### Your objective
Repeat the full listing, word for word.

----

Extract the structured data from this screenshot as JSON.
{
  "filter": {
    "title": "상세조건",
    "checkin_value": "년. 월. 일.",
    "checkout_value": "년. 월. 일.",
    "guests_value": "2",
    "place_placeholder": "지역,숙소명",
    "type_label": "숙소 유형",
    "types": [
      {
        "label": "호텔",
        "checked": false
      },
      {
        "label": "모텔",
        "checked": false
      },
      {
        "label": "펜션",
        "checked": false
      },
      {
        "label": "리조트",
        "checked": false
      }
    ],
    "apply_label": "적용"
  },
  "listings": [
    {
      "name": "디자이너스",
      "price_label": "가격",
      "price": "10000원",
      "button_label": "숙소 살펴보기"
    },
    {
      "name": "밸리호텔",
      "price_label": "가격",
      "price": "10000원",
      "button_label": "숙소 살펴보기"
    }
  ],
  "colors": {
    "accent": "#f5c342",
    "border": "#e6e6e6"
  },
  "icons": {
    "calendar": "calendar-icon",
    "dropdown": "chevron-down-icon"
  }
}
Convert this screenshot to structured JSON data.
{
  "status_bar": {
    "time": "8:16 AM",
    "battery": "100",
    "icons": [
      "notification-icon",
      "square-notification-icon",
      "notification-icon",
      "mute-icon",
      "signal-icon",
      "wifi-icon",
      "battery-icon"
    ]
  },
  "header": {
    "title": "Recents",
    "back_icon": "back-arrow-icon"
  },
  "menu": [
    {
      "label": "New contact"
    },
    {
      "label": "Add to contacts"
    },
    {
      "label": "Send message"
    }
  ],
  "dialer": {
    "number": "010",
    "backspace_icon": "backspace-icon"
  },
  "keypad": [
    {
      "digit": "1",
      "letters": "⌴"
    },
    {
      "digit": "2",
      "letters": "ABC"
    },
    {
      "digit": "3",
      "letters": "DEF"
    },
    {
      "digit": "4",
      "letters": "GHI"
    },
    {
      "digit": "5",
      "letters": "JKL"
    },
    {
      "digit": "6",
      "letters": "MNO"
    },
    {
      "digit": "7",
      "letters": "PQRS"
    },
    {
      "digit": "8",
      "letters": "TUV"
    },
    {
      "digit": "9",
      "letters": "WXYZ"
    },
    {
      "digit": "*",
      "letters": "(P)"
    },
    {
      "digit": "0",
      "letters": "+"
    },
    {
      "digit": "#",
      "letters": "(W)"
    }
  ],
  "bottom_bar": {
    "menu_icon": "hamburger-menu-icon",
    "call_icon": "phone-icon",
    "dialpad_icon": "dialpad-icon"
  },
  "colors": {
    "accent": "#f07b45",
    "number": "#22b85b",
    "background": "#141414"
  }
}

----

### Solution to the exercise
Extract the structured data from this screenshot as JSON.
{
  "filter": {
    "title": "상세조건",
    "checkin_value": "년. 월. 일.",
    "checkout_value": "년. 월. 일.",
    "guests_value": "2",
    "place_placeholder": "지역,숙소명",
    "type_label": "숙소 유형",
    "types": [
      {
        "label": "호텔",
        "checked": false
      },
      {
        "label": "모텔",
        "checked": false
      },
      {
        "label": "펜션",
        "checked": false
      },
      {
        "label": "리조트",
        "checked": false
      }
    ],
    "apply_label": "적용"
  },
  "listings": [
    {
      "name": "디자이너스",
      "price_label": "가격",
      "price": "10000원",
      "button_label": "숙소 살펴보기"
    },
    {
      "name": "밸리호텔",
      "price_label": "가격",
      "price": "10000원",
      "button_label": "숙소 살펴보기"
    }
  ],
  "colors": {
    "accent": "#f5c342",
    "border": "#e6e6e6"
  },
  "icons": {
    "calendar": "calendar-icon",
    "dropdown": "chevron-down-icon"
  }
}
Convert this screenshot to structured JSON data.
{
  "status_bar": {
    "time": "8:16 AM",
    "battery": "100",
    "icons": [
      "notification-icon",
      "square-notification-icon",
      "notification-icon",
      "mute-icon",
      "signal-icon",
      "wifi-icon",
      "battery-icon"
    ]
  },
  "header": {
    "title": "Recents",
    "back_icon": "back-arrow-icon"
  },
  "menu": [
    {
      "label": "New contact"
    },
    {
      "label": "Add to contacts"
    },
    {
      "label": "Send message"
    }
  ],
  "dialer": {
    "number": "010",
    "backspace_icon": "backspace-icon"
  },
  "keypad": [
    {
      "digit": "1",
      "letters": "⌴"
    },
    {
      "digit": "2",
      "letters": "ABC"
    },
    {
      "digit": "3",
      "letters": "DEF"
    },
    {
      "digit": "4",
      "letters": "GHI"
    },
    {
      "digit": "5",
      "letters": "JKL"
    },
    {
      "digit": "6",
      "letters": "MNO"
    },
    {
      "digit": "7",
      "letters": "PQRS"
    },
    {
      "digit": "8",
      "letters": "TUV"
    },
    {
      "digit": "9",
      "letters": "WXYZ"
    },
    {
      "digit": "*",
      "letters": "(P)"
    },
    {
      "digit": "0",
      "letters": "+"
    },
    {
      "digit": "#",
      "letters": "(W)"
    }
  ],
  "bottom_bar": {
    "menu_icon": "hamburger-menu-icon",
    "call_icon": "phone-icon",
    "dialpad_icon": "dialpad-icon"
  },
  "colors": {
    "accent": "#f07b45",
    "number": "#22b85b",
    "background": "#141414"
  }
}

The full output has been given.